▶ [Description of the task]:
A single number is required: the count of lines in the entries below that include the word "gain".

▶ [Supplied material]:
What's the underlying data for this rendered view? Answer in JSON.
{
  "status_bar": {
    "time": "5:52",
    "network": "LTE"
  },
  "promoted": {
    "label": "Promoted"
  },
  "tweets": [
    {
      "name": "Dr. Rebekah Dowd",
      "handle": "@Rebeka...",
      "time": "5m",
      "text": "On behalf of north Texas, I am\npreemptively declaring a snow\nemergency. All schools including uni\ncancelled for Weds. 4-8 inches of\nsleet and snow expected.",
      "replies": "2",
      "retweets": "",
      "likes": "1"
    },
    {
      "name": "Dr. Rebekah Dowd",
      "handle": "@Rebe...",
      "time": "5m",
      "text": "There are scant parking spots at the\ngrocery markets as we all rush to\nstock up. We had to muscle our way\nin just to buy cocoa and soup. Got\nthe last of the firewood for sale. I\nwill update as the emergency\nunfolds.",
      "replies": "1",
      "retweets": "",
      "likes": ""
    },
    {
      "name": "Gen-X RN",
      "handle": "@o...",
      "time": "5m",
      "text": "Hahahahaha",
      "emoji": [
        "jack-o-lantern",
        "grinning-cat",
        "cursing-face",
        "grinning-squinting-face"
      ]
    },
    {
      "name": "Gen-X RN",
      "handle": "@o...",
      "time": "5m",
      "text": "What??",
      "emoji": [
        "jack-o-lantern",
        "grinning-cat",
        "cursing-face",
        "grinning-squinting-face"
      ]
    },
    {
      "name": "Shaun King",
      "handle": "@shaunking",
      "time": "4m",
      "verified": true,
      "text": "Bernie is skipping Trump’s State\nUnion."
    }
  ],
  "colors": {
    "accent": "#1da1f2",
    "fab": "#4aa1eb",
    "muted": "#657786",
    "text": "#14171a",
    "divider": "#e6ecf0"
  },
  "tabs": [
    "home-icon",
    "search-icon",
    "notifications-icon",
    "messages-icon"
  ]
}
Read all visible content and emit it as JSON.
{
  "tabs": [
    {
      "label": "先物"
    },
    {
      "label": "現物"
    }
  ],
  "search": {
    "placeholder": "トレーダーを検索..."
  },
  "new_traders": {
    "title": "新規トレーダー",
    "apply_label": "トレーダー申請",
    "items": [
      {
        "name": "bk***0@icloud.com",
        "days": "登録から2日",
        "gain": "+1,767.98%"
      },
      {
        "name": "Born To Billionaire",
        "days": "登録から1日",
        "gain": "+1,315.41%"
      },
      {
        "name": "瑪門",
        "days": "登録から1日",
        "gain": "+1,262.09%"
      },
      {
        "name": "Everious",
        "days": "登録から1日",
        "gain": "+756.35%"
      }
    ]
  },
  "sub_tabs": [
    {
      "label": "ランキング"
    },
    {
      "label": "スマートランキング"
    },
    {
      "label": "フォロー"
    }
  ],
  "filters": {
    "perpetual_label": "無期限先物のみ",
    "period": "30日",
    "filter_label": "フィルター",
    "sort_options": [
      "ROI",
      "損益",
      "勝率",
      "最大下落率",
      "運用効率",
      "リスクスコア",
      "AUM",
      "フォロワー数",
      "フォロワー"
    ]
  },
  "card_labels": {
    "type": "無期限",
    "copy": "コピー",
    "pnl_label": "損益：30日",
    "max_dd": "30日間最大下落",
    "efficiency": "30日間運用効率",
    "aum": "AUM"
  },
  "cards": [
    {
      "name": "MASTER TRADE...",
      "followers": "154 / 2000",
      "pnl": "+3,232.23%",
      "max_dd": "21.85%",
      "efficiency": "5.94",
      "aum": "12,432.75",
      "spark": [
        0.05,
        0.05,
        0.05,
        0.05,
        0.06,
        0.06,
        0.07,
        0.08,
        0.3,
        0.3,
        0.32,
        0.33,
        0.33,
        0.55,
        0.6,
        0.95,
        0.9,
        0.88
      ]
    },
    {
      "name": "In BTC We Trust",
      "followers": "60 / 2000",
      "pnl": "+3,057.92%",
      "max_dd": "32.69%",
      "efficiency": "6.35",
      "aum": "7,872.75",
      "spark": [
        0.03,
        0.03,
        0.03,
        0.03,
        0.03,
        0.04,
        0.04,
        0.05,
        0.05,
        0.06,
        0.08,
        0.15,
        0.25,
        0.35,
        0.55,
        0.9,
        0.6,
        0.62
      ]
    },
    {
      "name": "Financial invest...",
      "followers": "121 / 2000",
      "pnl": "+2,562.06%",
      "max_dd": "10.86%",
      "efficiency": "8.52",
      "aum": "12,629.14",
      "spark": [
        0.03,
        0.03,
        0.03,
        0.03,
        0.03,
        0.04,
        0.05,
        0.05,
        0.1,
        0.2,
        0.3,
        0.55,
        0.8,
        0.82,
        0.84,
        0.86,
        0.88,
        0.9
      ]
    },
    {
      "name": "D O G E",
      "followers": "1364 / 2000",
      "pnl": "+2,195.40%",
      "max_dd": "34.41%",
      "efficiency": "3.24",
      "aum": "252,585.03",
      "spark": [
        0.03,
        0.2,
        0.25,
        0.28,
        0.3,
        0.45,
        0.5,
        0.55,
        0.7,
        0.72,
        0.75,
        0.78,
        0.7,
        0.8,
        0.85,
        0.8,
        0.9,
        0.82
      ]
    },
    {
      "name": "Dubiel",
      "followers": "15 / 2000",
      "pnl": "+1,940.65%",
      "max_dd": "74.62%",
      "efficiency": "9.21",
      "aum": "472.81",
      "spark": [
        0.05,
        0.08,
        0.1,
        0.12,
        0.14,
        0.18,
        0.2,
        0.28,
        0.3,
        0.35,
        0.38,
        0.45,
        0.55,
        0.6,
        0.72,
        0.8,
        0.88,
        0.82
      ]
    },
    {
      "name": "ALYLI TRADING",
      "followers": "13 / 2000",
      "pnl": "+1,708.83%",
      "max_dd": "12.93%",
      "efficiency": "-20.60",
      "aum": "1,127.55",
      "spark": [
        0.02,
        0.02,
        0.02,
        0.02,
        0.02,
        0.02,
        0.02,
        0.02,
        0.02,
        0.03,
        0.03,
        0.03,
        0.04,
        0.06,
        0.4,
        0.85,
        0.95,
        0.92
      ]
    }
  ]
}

▶ [Written solution]:
4